The executive order that Whitmer released today called "Stay Home, Stay Safe" suspends all in-person operations that are not necessary to protect or sustain human life. This order goes into effect at midnight tonight.
Remote learning through finals will continue, employees are still asked to work from home when possible and research not impacted by the order will continue, Stanley said in the email. The actions will remain in place for the duration of the state government's order, which concludes April 13.
While the order does not impact classes, it does affect many MSU employees with jobs that don't allow them to work remotely, who now have to remain home.
MSU will continue to provide resources for students still living on campus, like take-out from dining halls while adhering to social distancing practices.
Eat at state also sent out an update following Whitmer's order, announcing some adjustments to campus dining. This includes the closure of all Sparty's and the 1855 Place Starbucks. Dining halls in each neighborhood will still be open: The Edge at Akers, Brody Square, South Pointe at Case, Thrive at Owen and The Vista at Shaw.

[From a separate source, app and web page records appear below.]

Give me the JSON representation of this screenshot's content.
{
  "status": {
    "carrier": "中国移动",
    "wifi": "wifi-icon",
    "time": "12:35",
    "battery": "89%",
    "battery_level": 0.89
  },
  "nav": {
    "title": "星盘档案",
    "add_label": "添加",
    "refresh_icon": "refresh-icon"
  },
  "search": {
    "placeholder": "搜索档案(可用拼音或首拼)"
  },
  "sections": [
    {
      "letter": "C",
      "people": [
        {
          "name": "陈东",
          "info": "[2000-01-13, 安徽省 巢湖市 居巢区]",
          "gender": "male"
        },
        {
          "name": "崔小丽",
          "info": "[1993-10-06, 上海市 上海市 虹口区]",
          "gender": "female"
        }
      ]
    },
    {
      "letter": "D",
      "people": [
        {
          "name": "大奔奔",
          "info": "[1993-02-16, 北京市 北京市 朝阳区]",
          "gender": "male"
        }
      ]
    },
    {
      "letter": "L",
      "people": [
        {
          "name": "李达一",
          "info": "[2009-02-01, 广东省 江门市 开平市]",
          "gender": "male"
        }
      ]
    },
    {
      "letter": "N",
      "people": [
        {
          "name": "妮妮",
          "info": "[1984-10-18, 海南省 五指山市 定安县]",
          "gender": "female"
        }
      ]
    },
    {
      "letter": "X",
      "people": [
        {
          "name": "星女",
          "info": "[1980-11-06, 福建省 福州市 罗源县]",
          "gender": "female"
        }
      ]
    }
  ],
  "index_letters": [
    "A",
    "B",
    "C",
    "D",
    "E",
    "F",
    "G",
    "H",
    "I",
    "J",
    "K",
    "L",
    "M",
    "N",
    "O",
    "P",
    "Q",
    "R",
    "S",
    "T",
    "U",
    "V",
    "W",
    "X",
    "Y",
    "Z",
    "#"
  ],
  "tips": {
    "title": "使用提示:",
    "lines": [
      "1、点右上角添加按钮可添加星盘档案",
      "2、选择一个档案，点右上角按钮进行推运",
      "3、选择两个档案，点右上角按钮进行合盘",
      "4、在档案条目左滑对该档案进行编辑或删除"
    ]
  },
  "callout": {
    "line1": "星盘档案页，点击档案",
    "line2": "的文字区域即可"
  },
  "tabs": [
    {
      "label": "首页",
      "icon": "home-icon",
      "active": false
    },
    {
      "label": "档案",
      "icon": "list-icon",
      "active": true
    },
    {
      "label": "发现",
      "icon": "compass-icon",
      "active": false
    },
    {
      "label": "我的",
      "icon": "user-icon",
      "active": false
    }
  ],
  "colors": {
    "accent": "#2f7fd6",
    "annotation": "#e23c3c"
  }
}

"I continue to be impressed by the responsiveness of our units across campus and around the state and the willingness to adapt during this unprecedented and fluid time," Stanley said in the email. "Each of you is instrumental to the daily work happening at our university."
This order was created in hopes to slow the spread of the novel coronavirus and requires all Michiganders to stay within their residences except for specific circumstances.
In Stanley's email earlier today, he clarifies some of the terms of the order to the MSU community.
"The executive order references federal guidelines that specify as critical “colleges and universities for purposes of facilitating distance learning or performing other essential functions, if operating under rules for social distancing.” This means today’s order does not impact our ability to continue offering classes in alternative and virtual settings or our decision to encourage employees who can do so to continue working remotely," Stanley said in the email.